Short term, we can stick with a regimented plan, which is why there are lots of 30-day programs. Life may allow us to get away with a fairly “perfect” 30 days. Then what?

Here’s an alternative to hoping for perfect. Always do something. Pausing the button on various aspects of our life when things get out of whack only leads to regret, and sometimes a more difficult road in the future.

If you are unable to get in your typical workouts, take a 10-minute walk at some point in your day. It will bring mental and physical benefits. Can you get to the gym at least twice a week instead of five? Stay for thirty minutes instead of an hour?

So you can’t get in your wonderfully balanced meals every evening, eat a salad once a day and do the best you can. If you must resort to drive-thru, skip the soda and fries. Practice doing just a little bit better. A little bit better is awesome!

And all those holiday parties? Choose a few of the “healthier” options, drink lots of water, and go for those decadent treats only when they are AMAZING!

Living your best life is not about having lots of willpower, or constantly denying yourself the fun of parties, friends and great food. This game is about developing the skills to hang in there and do what you can, even when you really want to pause. It’s knowing that life is always going to happen, no matter how well you plan.

Plan to embrace the imperfection of doing something. Always.
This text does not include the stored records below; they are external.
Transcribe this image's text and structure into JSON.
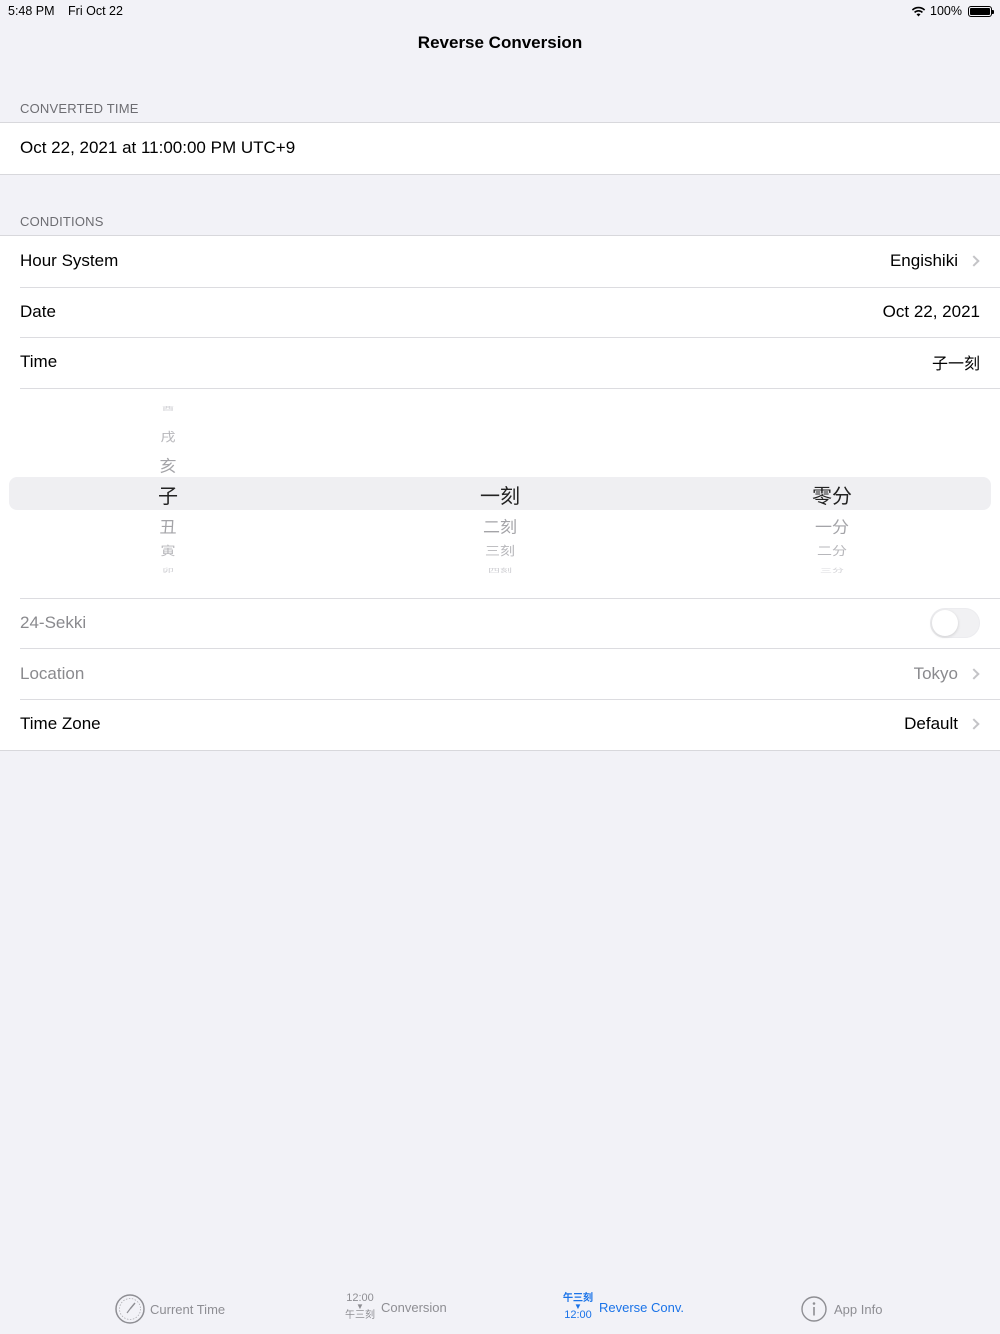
{
  "status_bar": {
    "time": "5:48 PM",
    "date": "Fri Oct 22",
    "battery": "100%"
  },
  "nav": {
    "title": "Reverse Conversion"
  },
  "converted_section": {
    "header": "CONVERTED TIME",
    "value": "Oct 22, 2021 at 11:00:00 PM UTC+9"
  },
  "conditions_section": {
    "header": "CONDITIONS",
    "hour_system": {
      "label": "Hour System",
      "value": "Engishiki"
    },
    "date": {
      "label": "Date",
      "value": "Oct 22, 2021"
    },
    "time": {
      "label": "Time",
      "value": "子一刻"
    },
    "sekki": {
      "label": "24-Sekki",
      "enabled": false
    },
    "location": {
      "label": "Location",
      "value": "Tokyo"
    },
    "timezone": {
      "label": "Time Zone",
      "value": "Default"
    }
  },
  "picker": {
    "hour": {
      "above": [
        "酉",
        "戌",
        "亥"
      ],
      "selected": "子",
      "below": [
        "丑",
        "寅",
        "卯"
      ]
    },
    "koku": {
      "above": [
        "",
        "",
        ""
      ],
      "selected": "一刻",
      "below": [
        "二刻",
        "三刻",
        "四刻"
      ]
    },
    "minute": {
      "above": [
        "",
        "",
        ""
      ],
      "selected": "零分",
      "below": [
        "一分",
        "二分",
        "三分"
      ]
    }
  },
  "tabs": [
    {
      "label": "Current Time",
      "icon": "clock-icon",
      "active": false
    },
    {
      "label": "Conversion",
      "icon": "conversion-icon",
      "icon_top": "12:00",
      "icon_bottom": "午三刻",
      "active": false
    },
    {
      "label": "Reverse Conv.",
      "icon": "reverse-conversion-icon",
      "icon_top": "午三刻",
      "icon_bottom": "12:00",
      "active": true
    },
    {
      "label": "App Info",
      "icon": "info-icon",
      "active": false
    }
  ],
  "colors": {
    "accent": "#1a73e8",
    "background": "#f2f2f7"
  }
}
“Fitness in the context of real human life is just like the rest of life. We’re all just doing the best we can in challenging, complicated circumstances. We are all living messy, imperfect lives. We are all human. If we can just keep moving forward, no matter what happens, no pause buttons, no do-overs, we win the game.”—Dr. John Berardi

Thanksgiving

Blessings to you this Thanksgiving, and throughout the year. Today I offer you this poem. I think it captures the realism of life; the struggle when some blessings are quite hidden, and the amazement when others are bigger than we could ever dream.

Thanksgiving

Sitting in gratitude
Every breath given, another opportunity
Alongside days of heaviness
Having potential to crush my spirit
Sadness of life and accompanying grief
And yet, I am blessed

Sitting in gratitude
Every breath given, another opportunity
To live my story
Intertwined with others’
Perhaps even lifting their narrative
And they, lifting mine

Sitting in gratitude
Every breath given, another opportunity
Appreciating this moment in all its glory
Receiving and waiting
Dazzled by the unfolding
Pursuing the dream

Sitting in gratitude
Every breath given, another opportunity
Joy beyond measure
Fleeting at times
Savor the richness and linger
Thanksgiving

Thank you for reading. Enjoy your day of Thanksgiving.

Much love,
Carol